Records supplied
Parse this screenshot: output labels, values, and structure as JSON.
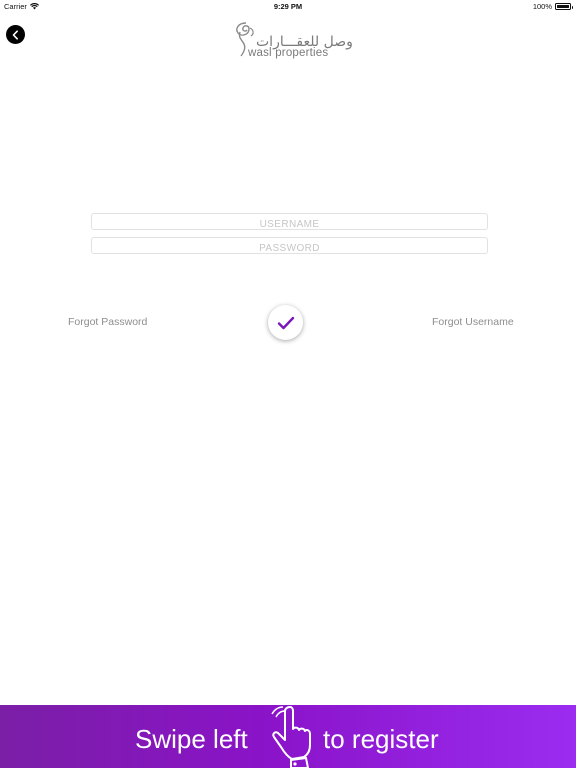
{
  "status_bar": {
    "carrier": "Carrier",
    "time": "9:29 PM",
    "battery": "100%",
    "icons": [
      "wifi-icon",
      "battery-icon"
    ]
  },
  "header": {
    "back_icon": "chevron-left-icon",
    "logo": {
      "arabic": "وصل للعقـــارات",
      "latin": "wasl properties"
    }
  },
  "form": {
    "username": {
      "value": "",
      "placeholder": "USERNAME"
    },
    "password": {
      "value": "",
      "placeholder": "PASSWORD"
    },
    "forgot_password": "Forgot Password",
    "forgot_username": "Forgot Username",
    "submit_icon": "checkmark-icon"
  },
  "banner": {
    "left_text": "Swipe left",
    "right_text": "to register",
    "icon": "hand-swipe-icon"
  },
  "colors": {
    "accent": "#8a13c8",
    "banner_start": "#7b1fa6",
    "banner_end": "#9b2cf0",
    "checkmark": "#7b16b8"
  }
}
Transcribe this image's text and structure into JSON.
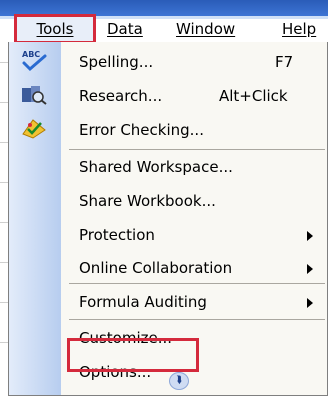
{
  "menubar": {
    "tools": "Tools",
    "data": "Data",
    "window": "Window",
    "help": "Help"
  },
  "menu": {
    "items": [
      {
        "label": "Spelling...",
        "shortcut": "F7",
        "icon": "spelling-icon"
      },
      {
        "label": "Research...",
        "shortcut": "Alt+Click",
        "icon": "research-icon"
      },
      {
        "label": "Error Checking...",
        "shortcut": "",
        "icon": "error-checking-icon"
      },
      {
        "label": "Shared Workspace...",
        "shortcut": ""
      },
      {
        "label": "Share Workbook...",
        "shortcut": ""
      },
      {
        "label": "Protection",
        "submenu": true
      },
      {
        "label": "Online Collaboration",
        "submenu": true
      },
      {
        "label": "Formula Auditing",
        "submenu": true
      },
      {
        "label": "Customize..."
      },
      {
        "label": "Options..."
      }
    ],
    "expand_icon": "chevron-double-down-icon"
  },
  "colors": {
    "highlight_border": "#d42a3c",
    "menu_bg": "#f9f8f3",
    "gutter": "#b7cdef"
  }
}
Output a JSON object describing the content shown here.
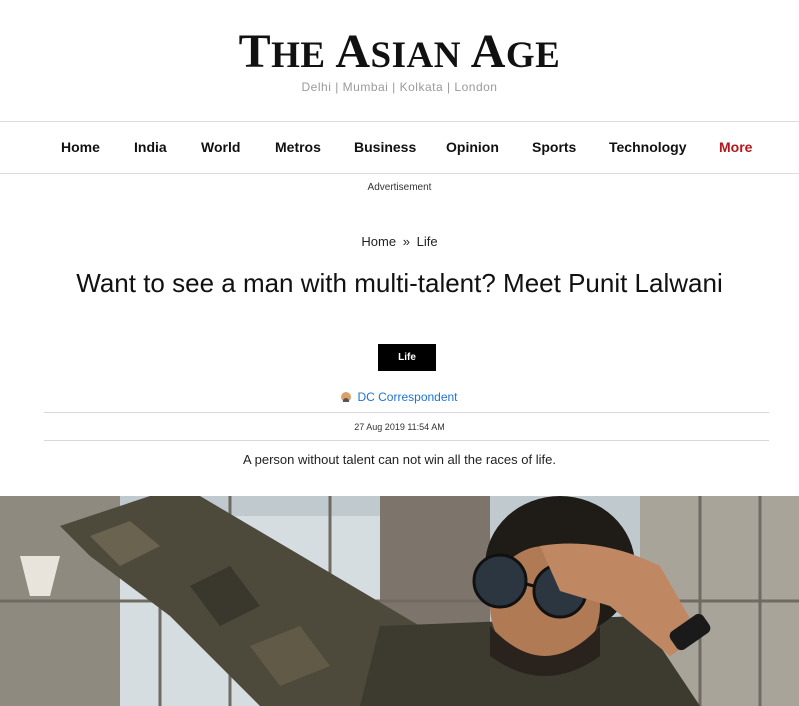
{
  "masthead": {
    "logo_text": "THE ASIAN AGE",
    "cities": "Delhi | Mumbai | Kolkata | London"
  },
  "nav": {
    "items": [
      {
        "label": "Home"
      },
      {
        "label": "India"
      },
      {
        "label": "World"
      },
      {
        "label": "Metros"
      },
      {
        "label": "Business"
      },
      {
        "label": "Opinion"
      },
      {
        "label": "Sports"
      },
      {
        "label": "Technology"
      },
      {
        "label": "More"
      }
    ],
    "accent_color": "#b5161b"
  },
  "advertisement_label": "Advertisement",
  "breadcrumb": {
    "home": "Home",
    "separator": "»",
    "section": "Life"
  },
  "article": {
    "headline": "Want to see a man with multi-talent? Meet Punit Lalwani",
    "category_tag": "Life",
    "author": "DC Correspondent",
    "author_color": "#1f74d1",
    "dateline": "27 Aug 2019 11:54 AM",
    "summary": "A person without talent can not win all the races of life."
  },
  "icons": {
    "author_avatar": "person-avatar-icon"
  }
}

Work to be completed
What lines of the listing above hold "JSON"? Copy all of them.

The answer
Parse this screenshot: output labels, values, and structure as JSON.
Transcribe this image's text and structure into JSON.
Output a JSON object describing the content shown here.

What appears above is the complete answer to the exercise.